Scaling Up – How Our Hidden Immune System Makes It Hard to Change Old Habits

Over-active immune reaction

“What got you here, won’t get you there.”

Many a new leader or manager has heard this truism coined by Marshall Goldsmith and have understood it to mean that they will need to up their game and change their approach if they want to succeed as leaders. They are advised to “be more strategic and less tactical,” to zoom out and view the whole system rather than being stuck in the weeds. To delegate more and to empower and motivate others. To set a vision and “bring people along.” Most of them genuinely want to step into this new leadership space and make a larger contribution. But many find it really hard to let go of their old ways.

Because what got them here, got them here. Up until now, their behaviors and habits worked and helped make them successful. Whether they were problem solvers, detail hounds, or perfectionists, their ways of being are part of their professional identity. Such habits are well-established grooves, and any approach to change needs to understand the source and power of these patterns in order to move beyond them and chart a new course.

It’s about fear.

Chances are, many of the very same habits and behaviors that leaders seek to change – like being on top of all the details – has functioned to keep them safe from something they fear. Whether conscious or not (and many of these fears are unconscious) our underlying fears will not easily allow us to dismantle their protections. Bob Kegan and Lisa Lahey use the metaphor of the immune system in their excellent and practical book, Immunity to Change: How to Overcome it and Unlock the Potential in Yourself and Your Organization. As their model recognizes, our habits often arise out of hidden commitments to avoiding something we believe to be a threat. For example, we may earnestly want to “scale up” and delegate more, but if we are committed to perfectionism, we will struggle to empower others.  Or if we are afraid of looking stupid and committed to avoiding it, we will be unlikely to try something new where we risk failure, like proposing a new strategy.

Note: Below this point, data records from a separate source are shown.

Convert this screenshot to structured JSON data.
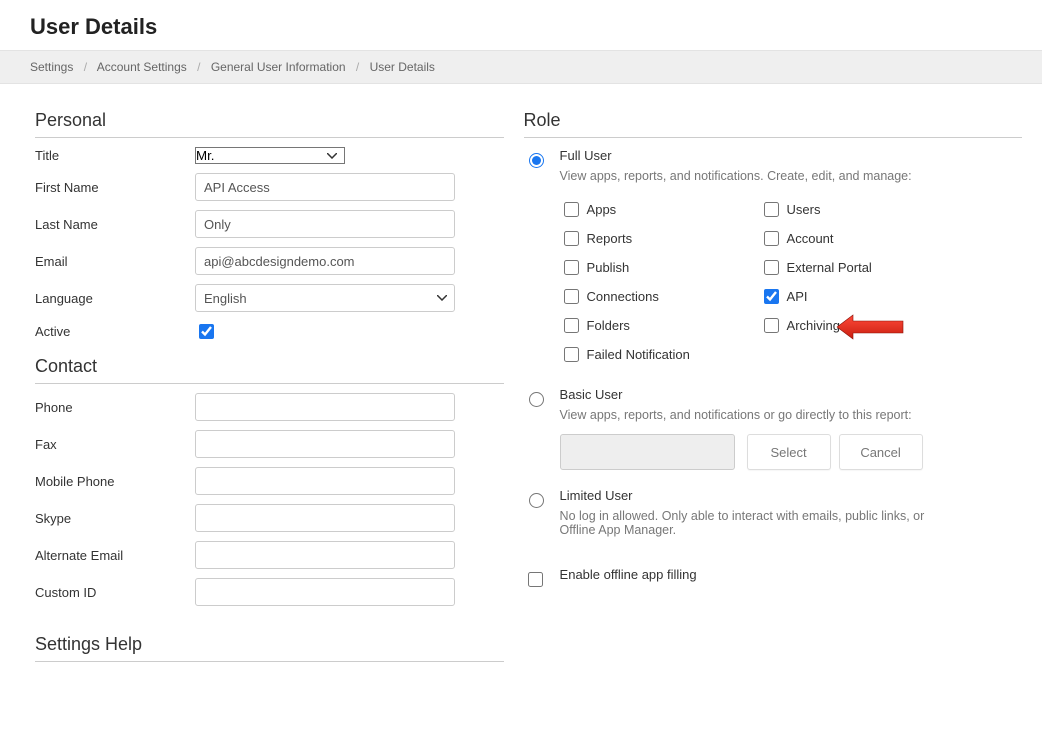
{
  "pageTitle": "User Details",
  "breadcrumbs": {
    "b0": "Settings",
    "b1": "Account Settings",
    "b2": "General User Information",
    "b3": "User Details"
  },
  "sections": {
    "personal": "Personal",
    "contact": "Contact",
    "settingsHelp": "Settings Help",
    "role": "Role"
  },
  "personal": {
    "titleLabel": "Title",
    "titleValue": "Mr.",
    "firstNameLabel": "First Name",
    "firstNameValue": "API Access",
    "lastNameLabel": "Last Name",
    "lastNameValue": "Only",
    "emailLabel": "Email",
    "emailValue": "api@abcdesigndemo.com",
    "languageLabel": "Language",
    "languageValue": "English",
    "activeLabel": "Active"
  },
  "contact": {
    "phone": "Phone",
    "fax": "Fax",
    "mobile": "Mobile Phone",
    "skype": "Skype",
    "altEmail": "Alternate Email",
    "customId": "Custom ID"
  },
  "role": {
    "full": {
      "name": "Full User",
      "desc": "View apps, reports, and notifications. Create, edit, and manage:"
    },
    "basic": {
      "name": "Basic User",
      "desc": "View apps, reports, and notifications or go directly to this report:",
      "select": "Select",
      "cancel": "Cancel"
    },
    "limited": {
      "name": "Limited User",
      "desc": "No log in allowed. Only able to interact with emails, public links, or Offline App Manager."
    },
    "offline": "Enable offline app filling",
    "perms": {
      "apps": "Apps",
      "reports": "Reports",
      "publish": "Publish",
      "connections": "Connections",
      "folders": "Folders",
      "failed": "Failed Notification",
      "users": "Users",
      "account": "Account",
      "portal": "External Portal",
      "api": "API",
      "archiving": "Archiving"
    }
  }
}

Underlying our hidden commitments are beliefs and assumptions about ourselves and the world that hold us back. One recent client had a deep-seated belief that if he made just one mistake, it would ruin his reputation, no one would trust him ever again, and he’d lose his job. This helped explain his difficulty trusting his team. An exhausted and overwhelmed VP uncovered an unexamined assumption that management wasn’t “real” work, causing her to de-prioritized her management and leadership responsibilities.  An executive who was being told he needed to listen more had a hidden assumption that he needed to prove how smart he was all the time to justify his senior position. In each case, the underlying assumptions triggered a response that was akin to an overactive immune system and prevented them from changing their behaviors or taking even small risks. If you see an existential threat in the slightest loss of control, micro-managing makes all the sense in the world, and you are unlikely to stop micro-managing until you are able to change your assumptions.

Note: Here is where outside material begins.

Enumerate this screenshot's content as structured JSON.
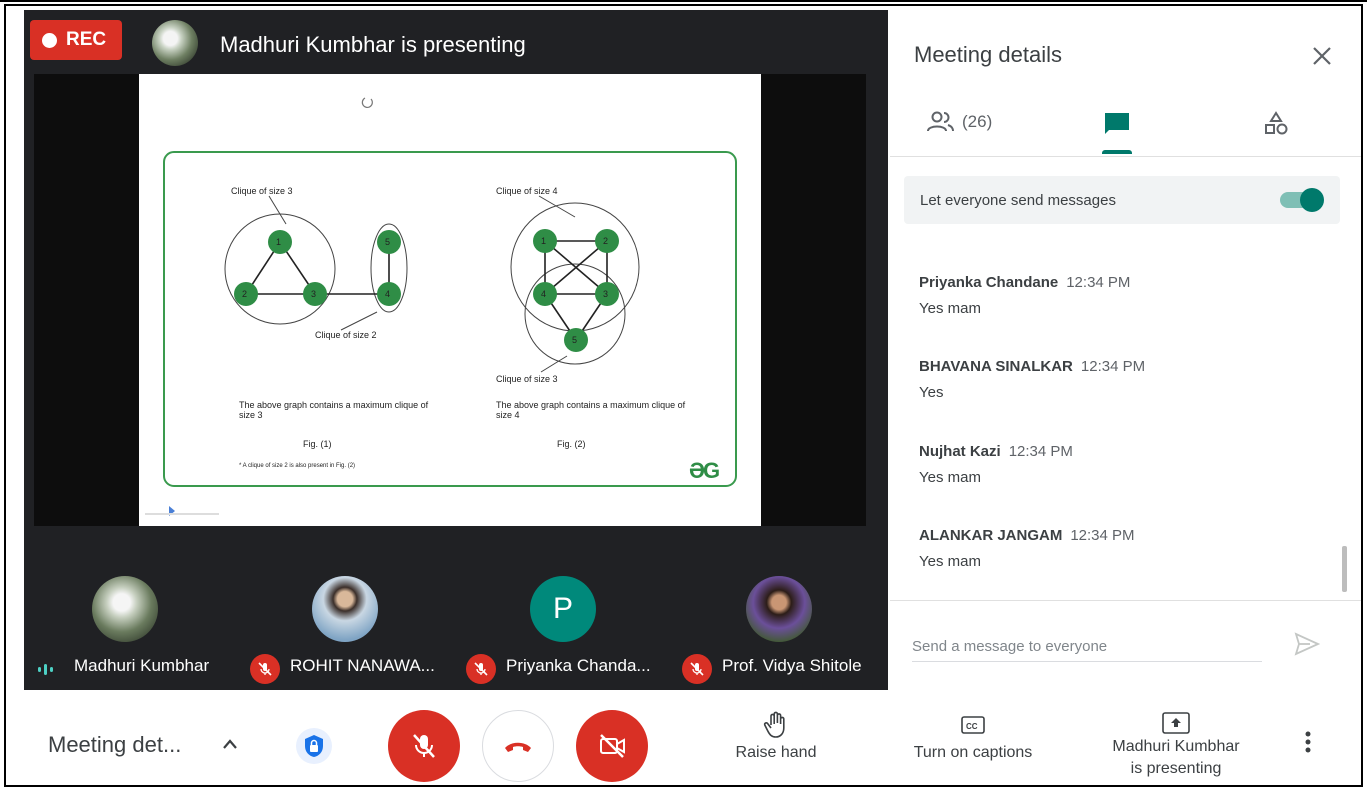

The task in coaching, is not just about the technical change of  adopting a new delegation framework or helping a leader manage his time better to prioritize strategic work. In order to promote sustained change, the coach must help each leader explore his or her hidden commitments and the fears and assumptions that lurk beneath. Once these have been surfaced, the leader is able to challenge these assumptions by experimenting with new behaviors.  It is through de-bunking our big assumptions that we coax our immune system to let down its guard, learn new behaviors and cultivate new habits so that we can be successful in new roles and environments.